(Entries from a dataset of interfaces)
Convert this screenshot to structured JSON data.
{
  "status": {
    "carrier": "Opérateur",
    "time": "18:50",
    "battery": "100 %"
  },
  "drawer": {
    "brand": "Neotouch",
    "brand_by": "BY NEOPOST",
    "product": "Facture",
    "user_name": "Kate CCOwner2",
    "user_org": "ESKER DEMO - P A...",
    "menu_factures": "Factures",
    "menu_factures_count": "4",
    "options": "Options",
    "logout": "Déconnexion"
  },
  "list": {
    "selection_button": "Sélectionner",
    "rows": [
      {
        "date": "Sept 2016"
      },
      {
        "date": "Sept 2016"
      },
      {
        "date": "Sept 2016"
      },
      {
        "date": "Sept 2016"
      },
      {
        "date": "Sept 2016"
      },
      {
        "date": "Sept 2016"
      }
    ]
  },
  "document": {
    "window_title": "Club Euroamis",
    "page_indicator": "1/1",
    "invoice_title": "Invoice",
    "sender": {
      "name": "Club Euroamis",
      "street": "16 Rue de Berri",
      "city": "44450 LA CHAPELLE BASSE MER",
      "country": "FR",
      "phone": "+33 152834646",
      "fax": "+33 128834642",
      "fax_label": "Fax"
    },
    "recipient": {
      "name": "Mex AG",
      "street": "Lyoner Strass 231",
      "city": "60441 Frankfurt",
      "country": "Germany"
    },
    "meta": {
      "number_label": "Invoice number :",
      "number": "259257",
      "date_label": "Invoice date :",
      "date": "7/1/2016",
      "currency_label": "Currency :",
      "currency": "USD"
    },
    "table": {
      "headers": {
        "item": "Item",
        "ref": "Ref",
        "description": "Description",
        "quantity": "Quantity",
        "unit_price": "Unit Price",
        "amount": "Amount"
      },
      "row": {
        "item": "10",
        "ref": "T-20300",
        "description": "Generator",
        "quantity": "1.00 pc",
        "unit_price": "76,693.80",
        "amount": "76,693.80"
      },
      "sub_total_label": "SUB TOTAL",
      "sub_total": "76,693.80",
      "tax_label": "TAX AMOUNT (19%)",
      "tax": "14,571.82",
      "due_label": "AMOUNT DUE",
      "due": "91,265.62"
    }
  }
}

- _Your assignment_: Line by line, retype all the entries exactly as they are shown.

- _Result of the exercise_:
Convert this screenshot to structured JSON data.
{
  "status": {
    "carrier": "Opérateur",
    "time": "18:50",
    "battery": "100 %"
  },
  "drawer": {
    "brand": "Neotouch",
    "brand_by": "BY NEOPOST",
    "product": "Facture",
    "user_name": "Kate CCOwner2",
    "user_org": "ESKER DEMO - P A...",
    "menu_factures": "Factures",
    "menu_factures_count": "4",
    "options": "Options",
    "logout": "Déconnexion"
  },
  "list": {
    "selection_button": "Sélectionner",
    "rows": [
      {
        "date": "Sept 2016"
      },
      {
        "date": "Sept 2016"
      },
      {
        "date": "Sept 2016"
      },
      {
        "date": "Sept 2016"
      },
      {
        "date": "Sept 2016"
      },
      {
        "date": "Sept 2016"
      }
    ]
  },
  "document": {
    "window_title": "Club Euroamis",
    "page_indicator": "1/1",
    "invoice_title": "Invoice",
    "sender": {
      "name": "Club Euroamis",
      "street": "16 Rue de Berri",
      "city": "44450 LA CHAPELLE BASSE MER",
      "country": "FR",
      "phone": "+33 152834646",
      "fax": "+33 128834642",
      "fax_label": "Fax"
    },
    "recipient": {
      "name": "Mex AG",
      "street": "Lyoner Strass 231",
      "city": "60441 Frankfurt",
      "country": "Germany"
    },
    "meta": {
      "number_label": "Invoice number :",
      "number": "259257",
      "date_label": "Invoice date :",
      "date": "7/1/2016",
      "currency_label": "Currency :",
      "currency": "USD"
    },
    "table": {
      "headers": {
        "item": "Item",
        "ref": "Ref",
        "description": "Description",
        "quantity": "Quantity",
        "unit_price": "Unit Price",
        "amount": "Amount"
      },
      "row": {
        "item": "10",
        "ref": "T-20300",
        "description": "Generator",
        "quantity": "1.00 pc",
        "unit_price": "76,693.80",
        "amount": "76,693.80"
      },
      "sub_total_label": "SUB TOTAL",
      "sub_total": "76,693.80",
      "tax_label": "TAX AMOUNT (19%)",
      "tax": "14,571.82",
      "due_label": "AMOUNT DUE",
      "due": "91,265.62"
    }
  }
}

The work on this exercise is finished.